=== Section Start ===

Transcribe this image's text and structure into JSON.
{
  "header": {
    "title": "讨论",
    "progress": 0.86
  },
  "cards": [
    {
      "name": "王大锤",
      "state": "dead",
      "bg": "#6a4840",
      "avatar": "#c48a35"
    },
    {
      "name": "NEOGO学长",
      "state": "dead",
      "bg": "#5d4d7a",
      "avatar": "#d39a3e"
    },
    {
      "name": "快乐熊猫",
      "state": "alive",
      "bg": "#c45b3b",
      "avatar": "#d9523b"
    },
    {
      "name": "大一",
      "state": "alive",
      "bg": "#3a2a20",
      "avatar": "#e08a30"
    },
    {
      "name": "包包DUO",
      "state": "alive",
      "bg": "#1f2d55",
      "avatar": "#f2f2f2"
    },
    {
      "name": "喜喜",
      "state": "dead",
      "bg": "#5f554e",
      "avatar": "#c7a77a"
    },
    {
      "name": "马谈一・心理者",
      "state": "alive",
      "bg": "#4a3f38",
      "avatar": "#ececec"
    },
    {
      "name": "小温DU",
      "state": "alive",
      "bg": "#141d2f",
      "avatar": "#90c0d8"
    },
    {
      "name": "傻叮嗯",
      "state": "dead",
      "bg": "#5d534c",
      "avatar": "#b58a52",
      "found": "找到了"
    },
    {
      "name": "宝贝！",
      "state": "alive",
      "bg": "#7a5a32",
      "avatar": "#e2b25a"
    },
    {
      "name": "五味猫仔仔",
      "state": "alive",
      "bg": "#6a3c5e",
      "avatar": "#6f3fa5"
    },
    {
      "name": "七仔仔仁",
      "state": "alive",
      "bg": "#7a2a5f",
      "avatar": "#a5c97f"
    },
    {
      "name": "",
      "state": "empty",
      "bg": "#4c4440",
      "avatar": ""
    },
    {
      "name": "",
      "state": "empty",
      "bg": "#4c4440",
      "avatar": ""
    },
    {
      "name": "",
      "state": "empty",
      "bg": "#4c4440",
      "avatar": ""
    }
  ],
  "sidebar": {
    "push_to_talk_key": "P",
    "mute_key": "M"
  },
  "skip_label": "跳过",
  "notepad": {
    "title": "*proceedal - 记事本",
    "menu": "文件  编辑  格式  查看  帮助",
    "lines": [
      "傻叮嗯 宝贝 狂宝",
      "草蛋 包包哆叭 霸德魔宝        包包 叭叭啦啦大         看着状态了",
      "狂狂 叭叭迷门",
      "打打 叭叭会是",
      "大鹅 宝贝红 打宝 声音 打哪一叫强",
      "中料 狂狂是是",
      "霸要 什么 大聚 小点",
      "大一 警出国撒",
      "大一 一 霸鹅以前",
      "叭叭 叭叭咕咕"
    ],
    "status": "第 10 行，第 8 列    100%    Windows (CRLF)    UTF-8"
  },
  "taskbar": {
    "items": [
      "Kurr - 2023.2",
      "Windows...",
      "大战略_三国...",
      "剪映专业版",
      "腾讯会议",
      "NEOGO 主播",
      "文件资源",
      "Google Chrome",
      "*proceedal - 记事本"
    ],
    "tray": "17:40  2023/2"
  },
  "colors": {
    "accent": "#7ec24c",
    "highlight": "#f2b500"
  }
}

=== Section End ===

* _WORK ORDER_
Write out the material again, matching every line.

* _ANSWER_
Transcribe this image's text and structure into JSON.
{
  "header": {
    "title": "讨论",
    "progress": 0.86
  },
  "cards": [
    {
      "name": "王大锤",
      "state": "dead",
      "bg": "#6a4840",
      "avatar": "#c48a35"
    },
    {
      "name": "NEOGO学长",
      "state": "dead",
      "bg": "#5d4d7a",
      "avatar": "#d39a3e"
    },
    {
      "name": "快乐熊猫",
      "state": "alive",
      "bg": "#c45b3b",
      "avatar": "#d9523b"
    },
    {
      "name": "大一",
      "state": "alive",
      "bg": "#3a2a20",
      "avatar": "#e08a30"
    },
    {
      "name": "包包DUO",
      "state": "alive",
      "bg": "#1f2d55",
      "avatar": "#f2f2f2"
    },
    {
      "name": "喜喜",
      "state": "dead",
      "bg": "#5f554e",
      "avatar": "#c7a77a"
    },
    {
      "name": "马谈一・心理者",
      "state": "alive",
      "bg": "#4a3f38",
      "avatar": "#ececec"
    },
    {
      "name": "小温DU",
      "state": "alive",
      "bg": "#141d2f",
      "avatar": "#90c0d8"
    },
    {
      "name": "傻叮嗯",
      "state": "dead",
      "bg": "#5d534c",
      "avatar": "#b58a52",
      "found": "找到了"
    },
    {
      "name": "宝贝！",
      "state": "alive",
      "bg": "#7a5a32",
      "avatar": "#e2b25a"
    },
    {
      "name": "五味猫仔仔",
      "state": "alive",
      "bg": "#6a3c5e",
      "avatar": "#6f3fa5"
    },
    {
      "name": "七仔仔仁",
      "state": "alive",
      "bg": "#7a2a5f",
      "avatar": "#a5c97f"
    },
    {
      "name": "",
      "state": "empty",
      "bg": "#4c4440",
      "avatar": ""
    },
    {
      "name": "",
      "state": "empty",
      "bg": "#4c4440",
      "avatar": ""
    },
    {
      "name": "",
      "state": "empty",
      "bg": "#4c4440",
      "avatar": ""
    }
  ],
  "sidebar": {
    "push_to_talk_key": "P",
    "mute_key": "M"
  },
  "skip_label": "跳过",
  "notepad": {
    "title": "*proceedal - 记事本",
    "menu": "文件  编辑  格式  查看  帮助",
    "lines": [
      "傻叮嗯 宝贝 狂宝",
      "草蛋 包包哆叭 霸德魔宝        包包 叭叭啦啦大         看着状态了",
      "狂狂 叭叭迷门",
      "打打 叭叭会是",
      "大鹅 宝贝红 打宝 声音 打哪一叫强",
      "中料 狂狂是是",
      "霸要 什么 大聚 小点",
      "大一 警出国撒",
      "大一 一 霸鹅以前",
      "叭叭 叭叭咕咕"
    ],
    "status": "第 10 行，第 8 列    100%    Windows (CRLF)    UTF-8"
  },
  "taskbar": {
    "items": [
      "Kurr - 2023.2",
      "Windows...",
      "大战略_三国...",
      "剪映专业版",
      "腾讯会议",
      "NEOGO 主播",
      "文件资源",
      "Google Chrome",
      "*proceedal - 记事本"
    ],
    "tray": "17:40  2023/2"
  },
  "colors": {
    "accent": "#7ec24c",
    "highlight": "#f2b500"
  }
}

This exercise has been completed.